__EXERCISE GOAL__
Report the number of lines in these entries that contain "Visuals". Write only the number.

[Data records for software interfaces]
--------------------
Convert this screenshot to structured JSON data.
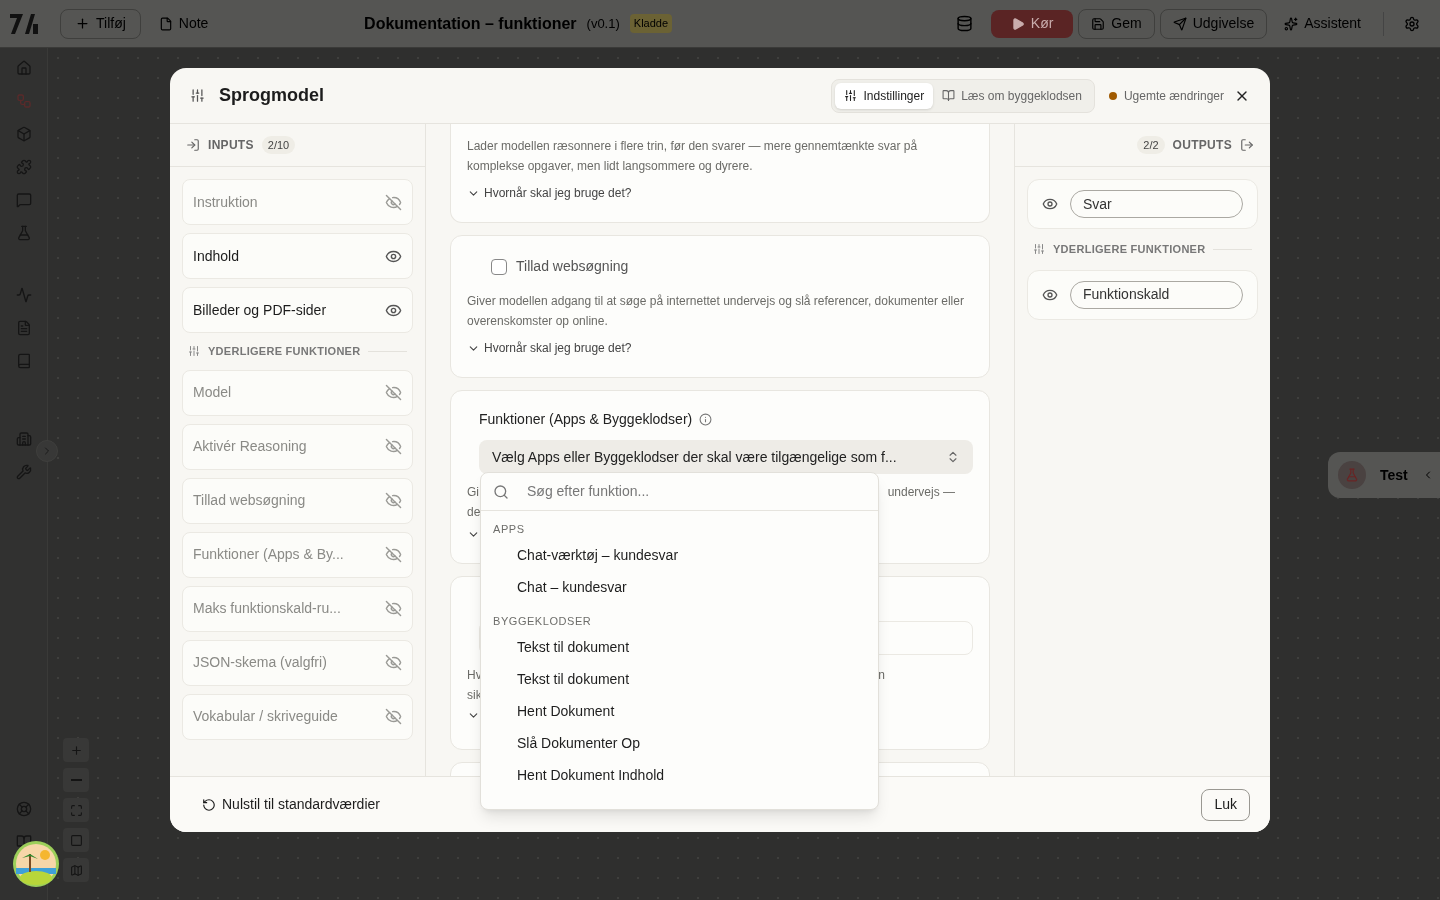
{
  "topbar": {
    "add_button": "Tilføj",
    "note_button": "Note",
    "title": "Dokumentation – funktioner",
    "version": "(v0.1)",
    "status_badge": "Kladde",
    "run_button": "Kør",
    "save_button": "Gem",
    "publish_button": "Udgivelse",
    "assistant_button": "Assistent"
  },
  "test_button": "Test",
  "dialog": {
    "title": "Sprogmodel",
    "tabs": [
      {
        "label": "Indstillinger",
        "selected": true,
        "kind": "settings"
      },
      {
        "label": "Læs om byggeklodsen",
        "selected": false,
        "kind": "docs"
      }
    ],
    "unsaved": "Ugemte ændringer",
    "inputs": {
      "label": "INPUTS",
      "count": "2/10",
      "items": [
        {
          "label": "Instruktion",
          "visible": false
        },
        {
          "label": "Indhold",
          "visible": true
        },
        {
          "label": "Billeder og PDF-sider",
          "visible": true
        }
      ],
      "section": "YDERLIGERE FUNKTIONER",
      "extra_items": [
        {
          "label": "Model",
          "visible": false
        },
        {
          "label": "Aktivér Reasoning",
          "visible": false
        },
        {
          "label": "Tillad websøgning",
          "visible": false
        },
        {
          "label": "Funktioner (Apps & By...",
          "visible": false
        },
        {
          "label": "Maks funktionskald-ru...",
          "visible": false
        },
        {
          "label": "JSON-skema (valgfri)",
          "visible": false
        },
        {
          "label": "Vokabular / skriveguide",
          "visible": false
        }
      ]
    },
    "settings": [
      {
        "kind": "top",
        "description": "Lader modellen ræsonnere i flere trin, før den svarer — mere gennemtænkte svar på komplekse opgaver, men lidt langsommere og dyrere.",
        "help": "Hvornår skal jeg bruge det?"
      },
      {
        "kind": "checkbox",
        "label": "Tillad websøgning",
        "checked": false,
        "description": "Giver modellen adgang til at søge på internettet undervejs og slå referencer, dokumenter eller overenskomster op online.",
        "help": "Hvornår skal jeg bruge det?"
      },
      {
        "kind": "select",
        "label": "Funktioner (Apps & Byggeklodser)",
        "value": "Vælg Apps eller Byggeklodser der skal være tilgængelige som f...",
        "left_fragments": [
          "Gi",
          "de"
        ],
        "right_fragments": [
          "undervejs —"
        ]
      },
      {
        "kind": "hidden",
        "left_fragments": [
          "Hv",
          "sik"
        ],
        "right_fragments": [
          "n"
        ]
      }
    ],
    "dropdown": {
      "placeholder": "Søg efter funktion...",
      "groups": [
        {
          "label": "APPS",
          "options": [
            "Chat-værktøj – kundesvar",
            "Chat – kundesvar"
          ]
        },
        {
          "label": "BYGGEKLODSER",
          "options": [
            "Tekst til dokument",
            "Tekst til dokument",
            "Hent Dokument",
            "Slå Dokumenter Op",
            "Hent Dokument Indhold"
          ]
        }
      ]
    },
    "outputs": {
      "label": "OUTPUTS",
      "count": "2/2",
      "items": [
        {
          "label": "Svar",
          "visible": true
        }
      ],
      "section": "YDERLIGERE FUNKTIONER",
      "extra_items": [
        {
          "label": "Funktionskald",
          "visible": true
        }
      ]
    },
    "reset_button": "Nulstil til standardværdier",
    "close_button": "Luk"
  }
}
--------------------
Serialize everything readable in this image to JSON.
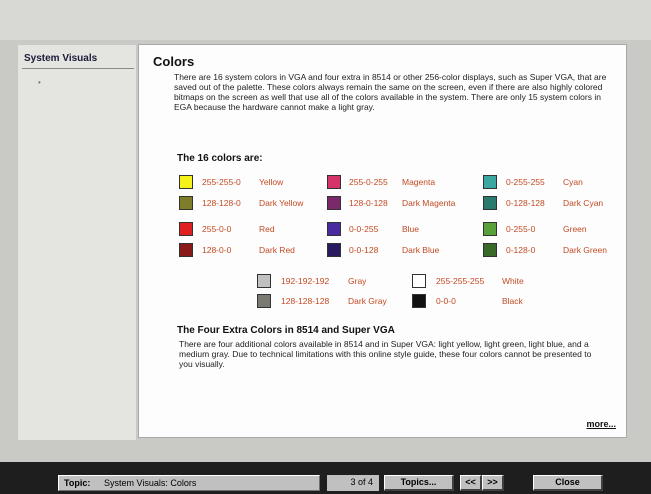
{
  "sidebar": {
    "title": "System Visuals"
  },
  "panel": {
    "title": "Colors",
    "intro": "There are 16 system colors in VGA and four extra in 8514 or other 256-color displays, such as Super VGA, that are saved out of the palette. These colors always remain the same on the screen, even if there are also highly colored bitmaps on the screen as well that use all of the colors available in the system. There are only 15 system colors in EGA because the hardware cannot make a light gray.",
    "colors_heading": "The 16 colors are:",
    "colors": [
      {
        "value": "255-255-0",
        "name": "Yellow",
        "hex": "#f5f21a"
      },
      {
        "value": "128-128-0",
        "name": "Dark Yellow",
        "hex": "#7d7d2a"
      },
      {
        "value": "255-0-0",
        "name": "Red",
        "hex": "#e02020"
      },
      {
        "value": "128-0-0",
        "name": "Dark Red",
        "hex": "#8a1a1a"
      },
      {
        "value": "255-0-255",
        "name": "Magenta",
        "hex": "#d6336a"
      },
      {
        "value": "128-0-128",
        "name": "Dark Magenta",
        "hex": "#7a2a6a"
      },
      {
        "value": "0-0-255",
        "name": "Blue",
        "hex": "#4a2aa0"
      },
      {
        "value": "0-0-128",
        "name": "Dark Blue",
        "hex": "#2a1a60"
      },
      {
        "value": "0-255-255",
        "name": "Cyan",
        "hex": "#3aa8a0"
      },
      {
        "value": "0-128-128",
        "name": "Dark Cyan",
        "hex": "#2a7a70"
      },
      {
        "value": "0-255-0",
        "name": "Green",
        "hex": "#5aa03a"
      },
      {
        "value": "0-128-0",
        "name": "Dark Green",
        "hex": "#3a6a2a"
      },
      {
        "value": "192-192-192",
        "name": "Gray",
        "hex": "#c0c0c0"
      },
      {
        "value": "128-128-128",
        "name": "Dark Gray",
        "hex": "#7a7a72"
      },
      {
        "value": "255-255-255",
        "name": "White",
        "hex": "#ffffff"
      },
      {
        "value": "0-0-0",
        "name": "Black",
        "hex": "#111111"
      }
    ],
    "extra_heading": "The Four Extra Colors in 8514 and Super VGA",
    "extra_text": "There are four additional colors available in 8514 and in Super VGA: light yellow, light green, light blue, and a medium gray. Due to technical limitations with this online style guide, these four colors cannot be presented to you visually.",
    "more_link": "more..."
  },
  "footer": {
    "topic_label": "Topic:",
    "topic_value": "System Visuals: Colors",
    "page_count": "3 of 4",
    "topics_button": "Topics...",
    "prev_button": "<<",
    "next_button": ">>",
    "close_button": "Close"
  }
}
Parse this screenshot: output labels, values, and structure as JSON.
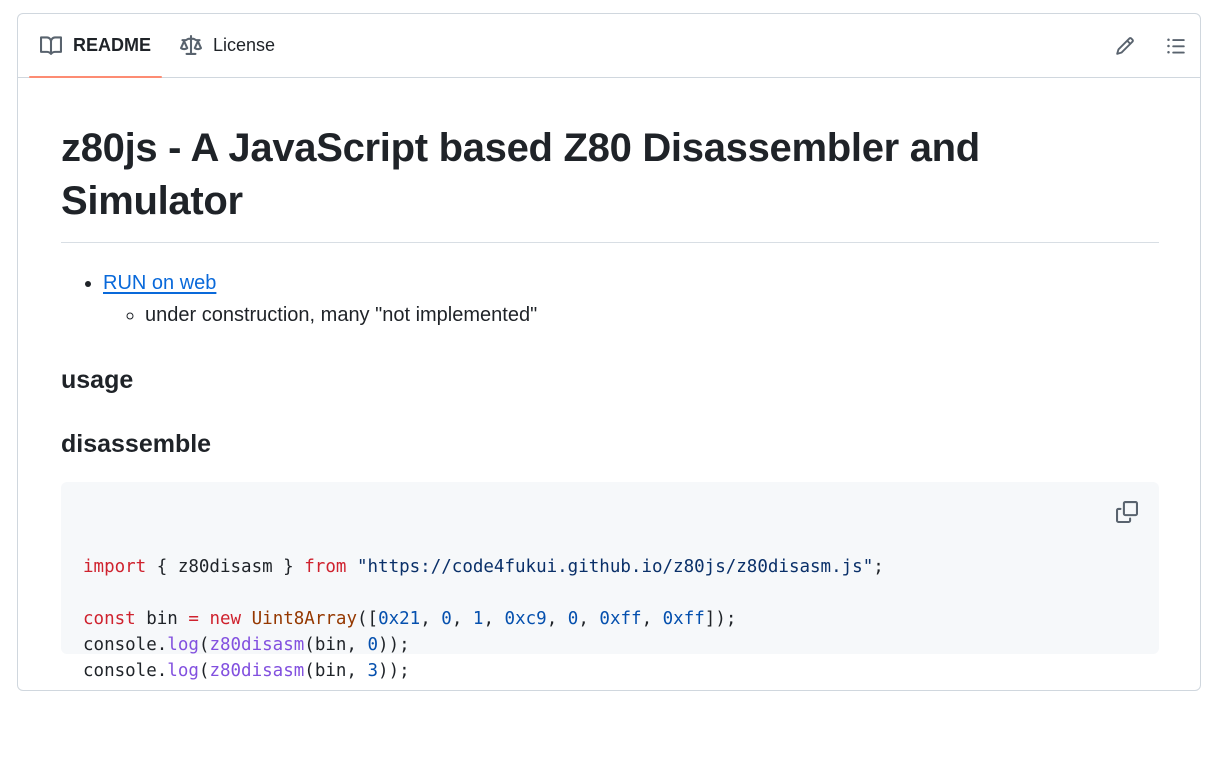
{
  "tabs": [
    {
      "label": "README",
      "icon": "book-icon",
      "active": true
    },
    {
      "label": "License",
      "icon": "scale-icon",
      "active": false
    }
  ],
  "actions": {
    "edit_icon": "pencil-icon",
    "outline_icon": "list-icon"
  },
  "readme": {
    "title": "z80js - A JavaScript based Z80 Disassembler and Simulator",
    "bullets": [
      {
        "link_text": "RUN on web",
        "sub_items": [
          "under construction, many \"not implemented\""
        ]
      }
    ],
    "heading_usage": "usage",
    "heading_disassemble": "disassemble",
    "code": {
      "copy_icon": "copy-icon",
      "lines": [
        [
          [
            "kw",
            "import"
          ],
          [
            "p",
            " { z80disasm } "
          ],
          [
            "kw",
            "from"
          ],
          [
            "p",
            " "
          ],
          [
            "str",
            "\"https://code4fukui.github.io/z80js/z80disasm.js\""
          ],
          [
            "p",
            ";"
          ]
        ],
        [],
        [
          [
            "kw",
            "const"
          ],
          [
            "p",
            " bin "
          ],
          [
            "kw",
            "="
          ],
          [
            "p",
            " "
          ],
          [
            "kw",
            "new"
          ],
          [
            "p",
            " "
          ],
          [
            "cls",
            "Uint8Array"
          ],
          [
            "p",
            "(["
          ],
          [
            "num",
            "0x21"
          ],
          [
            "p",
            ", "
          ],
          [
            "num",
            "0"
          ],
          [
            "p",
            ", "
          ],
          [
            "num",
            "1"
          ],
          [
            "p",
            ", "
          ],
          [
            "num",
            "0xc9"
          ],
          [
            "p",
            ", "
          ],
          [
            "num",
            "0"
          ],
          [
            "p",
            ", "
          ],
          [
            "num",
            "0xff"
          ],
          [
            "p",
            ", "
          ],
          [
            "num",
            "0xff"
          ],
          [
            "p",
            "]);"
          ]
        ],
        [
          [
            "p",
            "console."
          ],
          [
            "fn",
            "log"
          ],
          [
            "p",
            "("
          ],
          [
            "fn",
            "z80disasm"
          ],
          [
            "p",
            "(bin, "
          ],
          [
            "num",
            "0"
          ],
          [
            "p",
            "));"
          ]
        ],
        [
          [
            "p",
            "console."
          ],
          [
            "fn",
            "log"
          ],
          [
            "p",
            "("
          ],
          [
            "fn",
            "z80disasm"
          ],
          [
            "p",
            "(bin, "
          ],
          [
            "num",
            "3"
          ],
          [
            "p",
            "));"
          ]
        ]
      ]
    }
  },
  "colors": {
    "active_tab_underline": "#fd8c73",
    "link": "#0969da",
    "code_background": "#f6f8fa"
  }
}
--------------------
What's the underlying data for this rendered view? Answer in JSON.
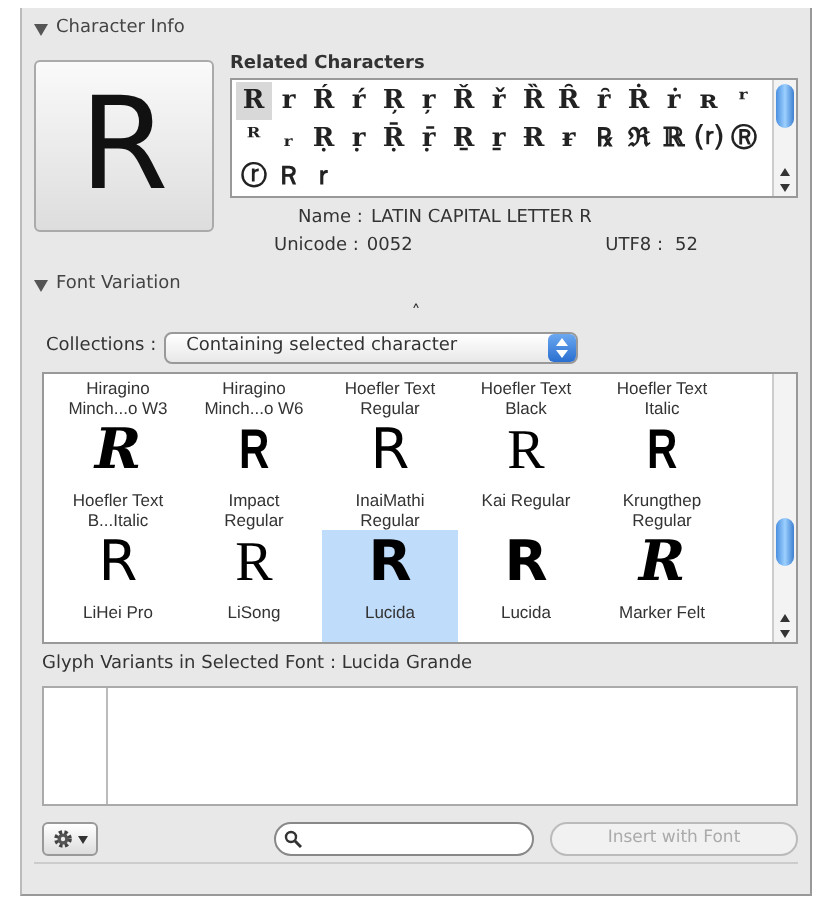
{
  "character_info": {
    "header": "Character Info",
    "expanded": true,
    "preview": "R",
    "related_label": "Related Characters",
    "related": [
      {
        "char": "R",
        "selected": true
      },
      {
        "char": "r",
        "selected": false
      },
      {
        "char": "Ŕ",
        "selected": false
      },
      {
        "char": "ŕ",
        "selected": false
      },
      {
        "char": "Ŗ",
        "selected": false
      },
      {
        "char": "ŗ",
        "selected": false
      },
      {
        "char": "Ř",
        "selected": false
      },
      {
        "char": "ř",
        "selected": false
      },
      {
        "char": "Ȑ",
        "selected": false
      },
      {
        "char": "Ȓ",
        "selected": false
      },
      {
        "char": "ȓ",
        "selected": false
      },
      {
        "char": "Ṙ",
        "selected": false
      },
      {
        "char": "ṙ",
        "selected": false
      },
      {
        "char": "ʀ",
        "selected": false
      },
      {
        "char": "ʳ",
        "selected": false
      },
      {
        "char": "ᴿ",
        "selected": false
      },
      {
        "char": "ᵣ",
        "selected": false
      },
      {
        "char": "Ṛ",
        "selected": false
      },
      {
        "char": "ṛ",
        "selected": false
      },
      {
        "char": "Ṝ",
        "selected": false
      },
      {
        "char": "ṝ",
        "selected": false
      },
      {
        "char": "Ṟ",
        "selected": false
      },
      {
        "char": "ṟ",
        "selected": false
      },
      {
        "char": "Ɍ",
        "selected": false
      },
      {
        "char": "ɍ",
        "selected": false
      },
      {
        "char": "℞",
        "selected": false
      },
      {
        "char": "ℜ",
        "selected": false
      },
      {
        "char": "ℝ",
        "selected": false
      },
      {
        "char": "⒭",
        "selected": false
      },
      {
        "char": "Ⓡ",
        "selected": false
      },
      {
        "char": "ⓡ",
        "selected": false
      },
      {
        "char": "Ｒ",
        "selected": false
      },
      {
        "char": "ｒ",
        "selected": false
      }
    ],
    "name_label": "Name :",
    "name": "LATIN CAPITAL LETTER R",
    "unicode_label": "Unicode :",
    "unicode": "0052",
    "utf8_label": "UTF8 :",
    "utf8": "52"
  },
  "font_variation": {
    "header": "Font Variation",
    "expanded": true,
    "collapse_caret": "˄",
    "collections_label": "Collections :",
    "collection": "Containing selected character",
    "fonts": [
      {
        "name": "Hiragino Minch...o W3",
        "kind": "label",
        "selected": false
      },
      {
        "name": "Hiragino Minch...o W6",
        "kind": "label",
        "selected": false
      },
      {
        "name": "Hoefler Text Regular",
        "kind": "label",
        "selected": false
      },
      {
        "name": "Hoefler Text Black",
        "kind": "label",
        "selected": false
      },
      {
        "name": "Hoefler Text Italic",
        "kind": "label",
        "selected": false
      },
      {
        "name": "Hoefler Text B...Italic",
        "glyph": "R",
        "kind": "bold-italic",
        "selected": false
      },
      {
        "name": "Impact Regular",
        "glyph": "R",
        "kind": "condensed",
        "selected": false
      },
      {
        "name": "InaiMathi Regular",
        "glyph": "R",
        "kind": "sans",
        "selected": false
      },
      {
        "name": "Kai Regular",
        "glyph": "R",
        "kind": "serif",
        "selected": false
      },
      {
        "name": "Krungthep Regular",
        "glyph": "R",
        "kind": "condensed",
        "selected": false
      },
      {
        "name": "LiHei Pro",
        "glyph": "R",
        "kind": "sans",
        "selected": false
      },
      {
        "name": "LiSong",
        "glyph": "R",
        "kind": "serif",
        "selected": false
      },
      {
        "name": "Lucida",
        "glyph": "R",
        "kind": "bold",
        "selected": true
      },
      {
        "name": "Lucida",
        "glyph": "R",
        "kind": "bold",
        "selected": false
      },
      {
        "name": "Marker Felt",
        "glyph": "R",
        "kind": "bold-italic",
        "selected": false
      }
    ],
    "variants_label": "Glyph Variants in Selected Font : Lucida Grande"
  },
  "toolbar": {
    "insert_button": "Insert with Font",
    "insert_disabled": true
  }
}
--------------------
__ANSWER BELOW__
2